**PROBLEM TO SOLVE:**
The finished copy should match every record exactly and contain no pictures.

Extracted data entries
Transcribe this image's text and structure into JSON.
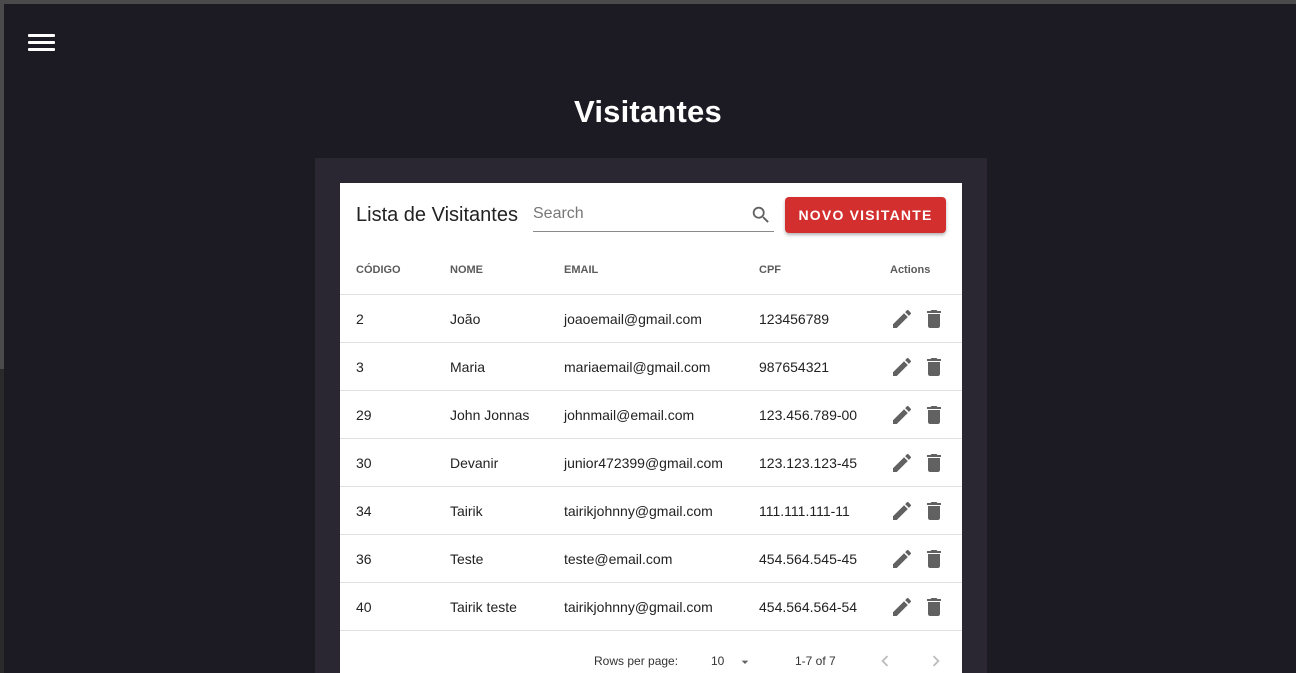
{
  "page": {
    "title": "Visitantes"
  },
  "toolbar": {
    "title": "Lista de Visitantes",
    "search_placeholder": "Search",
    "new_button": "NOVO VISITANTE"
  },
  "table": {
    "headers": {
      "codigo": "CÓDIGO",
      "nome": "NOME",
      "email": "EMAIL",
      "cpf": "CPF",
      "actions": "Actions"
    },
    "rows": [
      {
        "codigo": "2",
        "nome": "João",
        "email": "joaoemail@gmail.com",
        "cpf": "123456789"
      },
      {
        "codigo": "3",
        "nome": "Maria",
        "email": "mariaemail@gmail.com",
        "cpf": "987654321"
      },
      {
        "codigo": "29",
        "nome": "John Jonnas",
        "email": "johnmail@email.com",
        "cpf": "123.456.789-00"
      },
      {
        "codigo": "30",
        "nome": "Devanir",
        "email": "junior472399@gmail.com",
        "cpf": "123.123.123-45"
      },
      {
        "codigo": "34",
        "nome": "Tairik",
        "email": "tairikjohnny@gmail.com",
        "cpf": "111.111.111-11"
      },
      {
        "codigo": "36",
        "nome": "Teste",
        "email": "teste@email.com",
        "cpf": "454.564.545-45"
      },
      {
        "codigo": "40",
        "nome": "Tairik teste",
        "email": "tairikjohnny@gmail.com",
        "cpf": "454.564.564-54"
      }
    ]
  },
  "pagination": {
    "rows_per_page_label": "Rows per page:",
    "rows_per_page_value": "10",
    "range": "1-7 of 7"
  },
  "icons": {
    "menu": "menu-icon",
    "search": "search-icon",
    "edit": "pencil-icon",
    "delete": "trash-icon",
    "dropdown": "caret-down-icon",
    "prev": "chevron-left-icon",
    "next": "chevron-right-icon"
  },
  "colors": {
    "background": "#1c1a22",
    "panel": "#2a2733",
    "accent": "#d32f2f",
    "icon": "#616161"
  }
}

**EXERCISE ANSWER:**
Transcribe this image's text and structure into JSON.
{
  "page": {
    "title": "Visitantes"
  },
  "toolbar": {
    "title": "Lista de Visitantes",
    "search_placeholder": "Search",
    "new_button": "NOVO VISITANTE"
  },
  "table": {
    "headers": {
      "codigo": "CÓDIGO",
      "nome": "NOME",
      "email": "EMAIL",
      "cpf": "CPF",
      "actions": "Actions"
    },
    "rows": [
      {
        "codigo": "2",
        "nome": "João",
        "email": "joaoemail@gmail.com",
        "cpf": "123456789"
      },
      {
        "codigo": "3",
        "nome": "Maria",
        "email": "mariaemail@gmail.com",
        "cpf": "987654321"
      },
      {
        "codigo": "29",
        "nome": "John Jonnas",
        "email": "johnmail@email.com",
        "cpf": "123.456.789-00"
      },
      {
        "codigo": "30",
        "nome": "Devanir",
        "email": "junior472399@gmail.com",
        "cpf": "123.123.123-45"
      },
      {
        "codigo": "34",
        "nome": "Tairik",
        "email": "tairikjohnny@gmail.com",
        "cpf": "111.111.111-11"
      },
      {
        "codigo": "36",
        "nome": "Teste",
        "email": "teste@email.com",
        "cpf": "454.564.545-45"
      },
      {
        "codigo": "40",
        "nome": "Tairik teste",
        "email": "tairikjohnny@gmail.com",
        "cpf": "454.564.564-54"
      }
    ]
  },
  "pagination": {
    "rows_per_page_label": "Rows per page:",
    "rows_per_page_value": "10",
    "range": "1-7 of 7"
  },
  "icons": {
    "menu": "menu-icon",
    "search": "search-icon",
    "edit": "pencil-icon",
    "delete": "trash-icon",
    "dropdown": "caret-down-icon",
    "prev": "chevron-left-icon",
    "next": "chevron-right-icon"
  },
  "colors": {
    "background": "#1c1a22",
    "panel": "#2a2733",
    "accent": "#d32f2f",
    "icon": "#616161"
  }
}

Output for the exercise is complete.